#5 . In the waiting room, Act on God’s promises. That’s why this book is called “Acts” as in Actions. It is not called the prayers of the apostles, the story is not about the followers of Jesus sitting longer in a classroom to learn a little bit more, but ACTS. Most of my waiting room time is at Service Pro waiting for my oil to be changed. Almost always I take a commentary. When I get a chance, I also have a minor goal of piecing together the life’s story of whoever is behind the counter. That’s my hobby, to learn people’s stories. That’s the way I redeem my car oil change waiting room time.

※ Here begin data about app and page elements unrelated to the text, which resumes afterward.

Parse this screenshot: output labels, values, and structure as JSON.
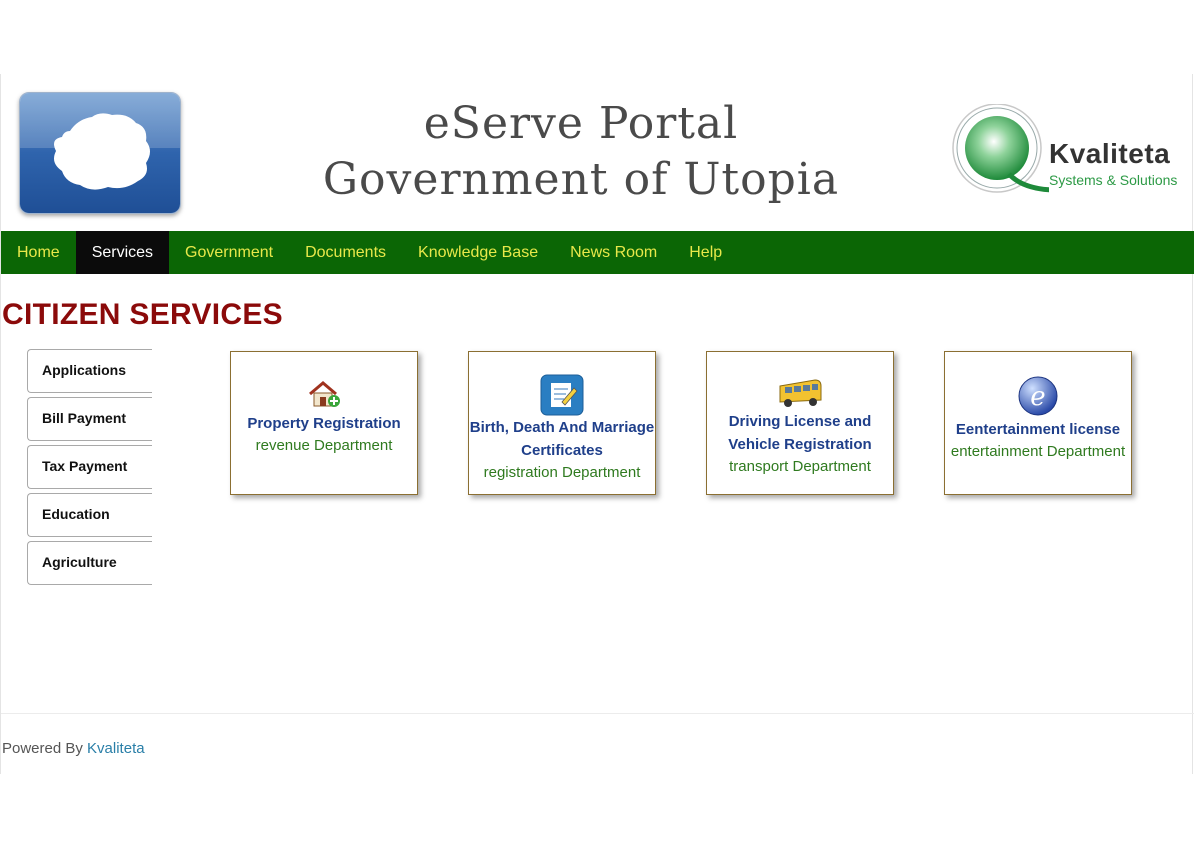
{
  "header": {
    "title_line1": "eServe Portal",
    "title_line2": "Government of Utopia",
    "logo_name": "Kvaliteta",
    "logo_tagline": "Systems & Solutions"
  },
  "nav": {
    "items": [
      "Home",
      "Services",
      "Government",
      "Documents",
      "Knowledge Base",
      "News Room",
      "Help"
    ],
    "active": "Services"
  },
  "section_title": "CITIZEN SERVICES",
  "side_tabs": [
    "Applications",
    "Bill Payment",
    "Tax Payment",
    "Education",
    "Agriculture"
  ],
  "cards": [
    {
      "title_line1": "Property Registration",
      "title_line2": "",
      "department": "revenue Department",
      "icon": "house-icon"
    },
    {
      "title_line1": "Birth, Death And Marriage",
      "title_line2": "Certificates",
      "department": "registration Department",
      "icon": "certificate-edit-icon"
    },
    {
      "title_line1": "Driving License and",
      "title_line2": "Vehicle Registration",
      "department": "transport Department",
      "icon": "bus-icon"
    },
    {
      "title_line1": "Eentertainment license",
      "title_line2": "",
      "department": "entertainment Department",
      "icon": "e-letter-icon"
    }
  ],
  "footer": {
    "prefix": "Powered By",
    "link": "Kvaliteta"
  },
  "colors": {
    "nav_bg": "#0b6605",
    "nav_text": "#e8e84a",
    "nav_active_bg": "#0b0b0b",
    "section_title": "#8b0a0a",
    "card_title": "#1f3f8a",
    "card_dept": "#2f7a1f"
  }
}
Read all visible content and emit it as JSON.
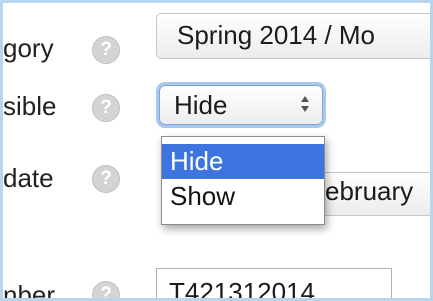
{
  "form": {
    "category": {
      "label": "gory",
      "value": "Spring 2014 / Mo"
    },
    "visible": {
      "label": "sible",
      "selected": "Hide",
      "options": [
        "Hide",
        "Show"
      ]
    },
    "start_date": {
      "label": "date",
      "partial_value": "ebruary"
    },
    "id_number": {
      "label": "nber",
      "value": "T421312014"
    }
  },
  "icons": {
    "help": "question-mark-circle-icon",
    "select_arrows": "updown-arrows-icon"
  },
  "colors": {
    "frame_border": "#b7d5ec",
    "focus_ring": "#a9c8ec",
    "selected_option_bg": "#3d74e0",
    "help_icon_bg": "#d4d4d4"
  },
  "help_glyph": "?"
}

Redeem the time when put in the waiting room season of life facing major transitions, when much of what you know is upended. Keep on in the faith. What’s described in the rest of today’s scripture (Acts 1:21-26) is choosing Matthias as a replacement for Judas. This is the only time this man is mentioned by name in scripture. But what a great lesson: God’s promises will go on. how Matthias is chosen is not a lesson for us to follow, the great lesson is that God’s word is unchanging and God’s promises are right on time! We are to ACT.
How to survive and thrive in the waiting room: Be normal, Stay in touch with brothers and sisters in Christ, Pray, Believe in God’s Promises, Act on God’s promises.
The waiting room is not an inconvenience between between important events. Redeem the waiting room season of life and you will have more awareness of the Lord, you’ll grow in your faith, you will be shaped like clay on the potter’s wheel. A woman rushed up to famed violinist [Fritz Kreisler] after a concert and cried: “I’d give my life to play as beautifully as you do.” The violinist replied, “I did.” The waiting room shapes our character and tests our faith.
We all feel like we are in a waiting room for life to become fun again, to enjoy that which we once knew. The temptation is to be bitter, to fight. Jesus deliberately told his disciples to go and wait for the H.S. to descend upon them. He sent them to a waiting room. It is in the waiting room their hearts were prepared to accept one of the most amazing transitions bestowed upon humanity: from an earthly Jesus who died was raised and ascended to heaven, to life on earth with the Holy Spirit indwelling believers and empowered to be witnesses for the Lord Jesus Christ.
I’d like to end with a simple prayer. Consider making this your prayer. It is not an easy prayer to believe: /// “Lord, thank you for the waiting room. Amen.”